Did some quick looking for information on Summits on the Air (SOTA), a ham radio contest to make contacts while either you or your contact are standing on top of a summit (mountain peak, usually) and highpointing, which is a hiking contest to stand on all the high points in a given set of jurisdictions (continents, counties, US states, US counties, etc.). Links below.
https://www.sotamaps.org/ maps to help you find official SOTA summits, although determining which association you belong to is not especially clear. Minnesota is association K0M and North/South Dakota are association W0D.
https://sotawatch.sota.org.uk/en/ SOTAwatch is a good place to let people know what peak you’ll be on so they can try to contact you
SOTA summits in North Dakota and South Dakota: https://summits.sota.org.uk/region/W0D
SOTA summits in Minnesota: https://summits.sota.org.uk/association/K0M
Getting started with SOTA: http://www.pnwsota.org/content/getting-started-sota
SOTA Minnesota association reference manual: https://sotastore.blob.core.windows.net/arms/ARM-K0M.pdf
Joining in with SOTA: https://www.sota.org.uk/Joining-In
How to activate a SOTA peak: http://www.pnwsota.org/sites/pnwsota.org/files/How%20to%20Activate%20a%20SOTA%20Peak.pdf
Minnesota county high points: https://www.peakbagger.com/list.aspx?lid=13407
I responded to a “how do you get started” question somewhere else and came out with the following brain dump, so I’ll post it here too.
What tips and tricks would you have to get started with genealogy?
You don’t have to put your tree in Ancestry and pay monthly, especially if you have hosting somewhere. Webtrees is good software. If you are associated with a university, you may have access to an Ancestry subscription for free through the library. Set up a system for digital files and naming conventions on your local machine to back up any documentation you add to an online tree. Family tree software should all operate with the GEDCOM format, which makes it really easy to move around if you are dissatisfied (although objects like photos may be harder to).
When I started in high school 20 years ago, it was just a tree of everyone I knew I was related to. Then you get back far enough and have to ask people for help. My grandmother remembered dozens of names and dates, which got me further. Ancestry and similar free websites (findagrave.com) can fill in a lot. Newspapers.com helped me find a ton of obituaries and gossip column entries, which filled in even more.
It’s only recently that I got into thinking about the “History” going on around my ancestors when they were alive, and that’s been driving my interest for the last year. Person A lived in this place in the 1890s–what was going on there, and how were global events affecting them? Newspapers.com or another archive were very useful for this as well.

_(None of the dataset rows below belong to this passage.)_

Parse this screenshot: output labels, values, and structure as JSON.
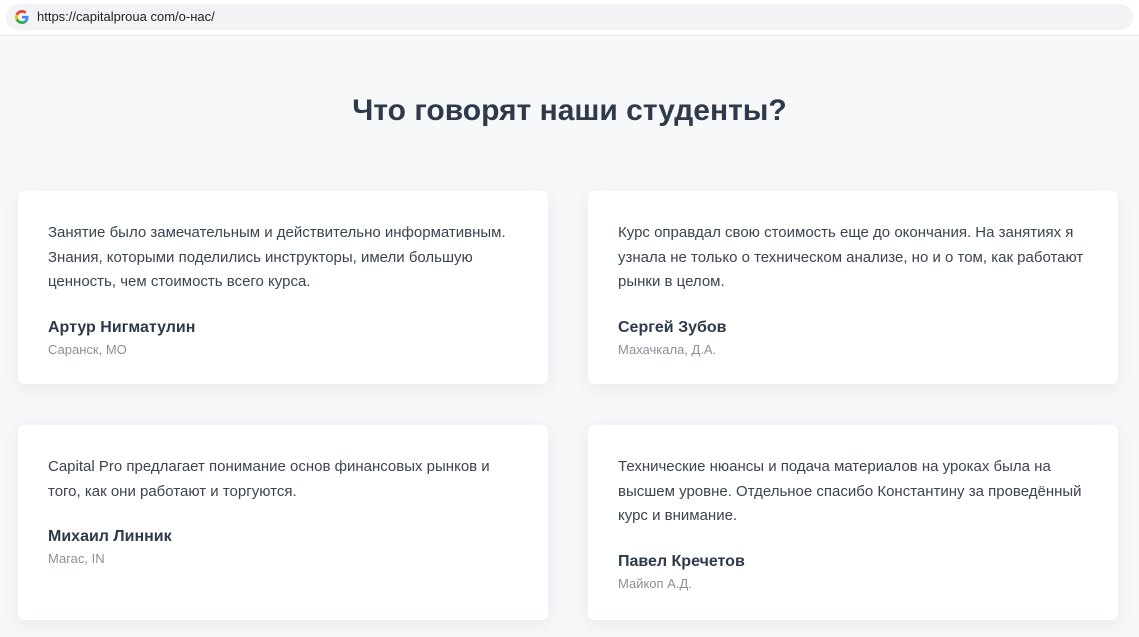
{
  "browser": {
    "url": "https://capitalproua com/о-нас/"
  },
  "section": {
    "title": "Что говорят наши студенты?"
  },
  "testimonials": [
    {
      "quote": "Занятие было замечательным и действительно информативным. Знания, которыми поделились инструкторы, имели большую ценность, чем стоимость всего курса.",
      "author": "Артур Нигматулин",
      "location": "Саранск, МО"
    },
    {
      "quote": "Курс оправдал свою стоимость еще до окончания. На занятиях я узнала не только о техническом анализе, но и о том, как работают рынки в целом.",
      "author": "Сергей Зубов",
      "location": "Махачкала, Д.А."
    },
    {
      "quote": "Capital Pro предлагает понимание основ финансовых рынков и того, как они работают и торгуются.",
      "author": "Михаил Линник",
      "location": "Магас, IN"
    },
    {
      "quote": "Технические нюансы и подача материалов на уроках была на высшем уровне. Отдельное спасибо Константину за проведённый курс и внимание.",
      "author": "Павел Кречетов",
      "location": "Майкоп А.Д."
    }
  ]
}
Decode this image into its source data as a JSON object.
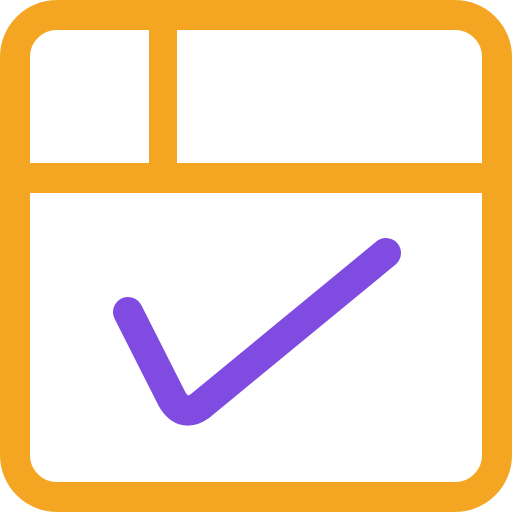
{
  "icon": {
    "name": "calendar-check-icon",
    "frame_color": "#F4A522",
    "check_color": "#7F4BE1",
    "background_color": "#FFFFFF"
  }
}
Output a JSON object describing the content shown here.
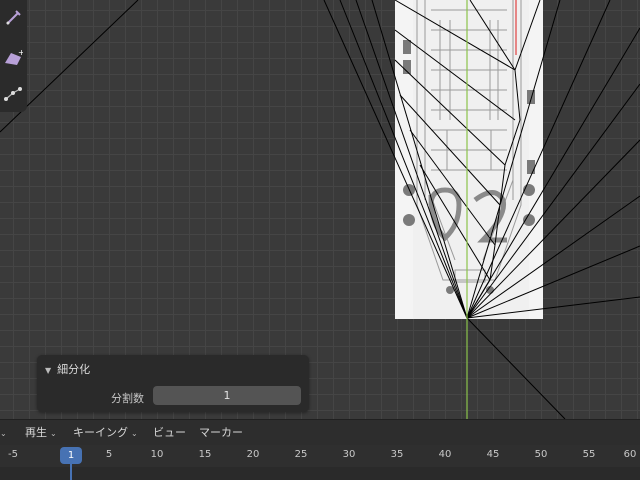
{
  "operator_panel": {
    "title": "細分化",
    "field_label": "分割数",
    "field_value": "1"
  },
  "timeline_header": {
    "menus": [
      {
        "label": "再生",
        "dropdown": true
      },
      {
        "label": "キーイング",
        "dropdown": true
      },
      {
        "label": "ビュー",
        "dropdown": false
      },
      {
        "label": "マーカー",
        "dropdown": false
      }
    ]
  },
  "timeline": {
    "ticks": [
      "-5",
      "5",
      "10",
      "15",
      "20",
      "25",
      "30",
      "35",
      "40",
      "45",
      "50",
      "55",
      "60"
    ],
    "current_frame": "1"
  },
  "colors": {
    "accent": "#4772b3",
    "y_axis": "#8bc34a",
    "x_axis": "#e04040",
    "tool_icon": "#b8a0d8"
  },
  "icons": [
    "pen-tool-icon",
    "extrude-icon",
    "vertex-path-icon",
    "chevron-down-icon",
    "triangle-expand-icon"
  ]
}
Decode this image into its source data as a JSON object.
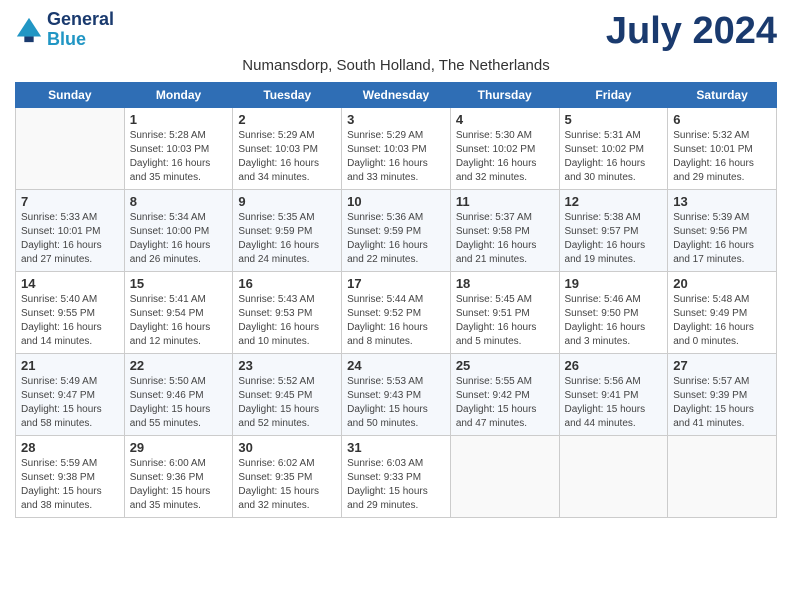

Although Ancestry and Newspapers.com are subscription, even one month lets you dig into and download as much as you want, so if money is tighter you can sign up for a single month and dedicate a lot of time to getting as much raw material as possible.
I can’t promise a lot of updates about this, but here are some observations from this morning. 20 degrees F, alleged 7 mph wind (felt like more). Put studded tires on last night, felt super solid with two kids in the box. Trace to drifts of 2″ of snow, drifts were sketchier on return trip without kids.
Kids stayed warm with the classic rain tent, coats, mittens, hat/hood, and big flannel blanket. Still would like more protection from wind in the back where it’s just mesh.
LCD screen seemed okay, although I think battery is discharging faster than usual. I am bringing the battery inside now between rides.
All around, a wonderful ride. Plus we saw turkeys!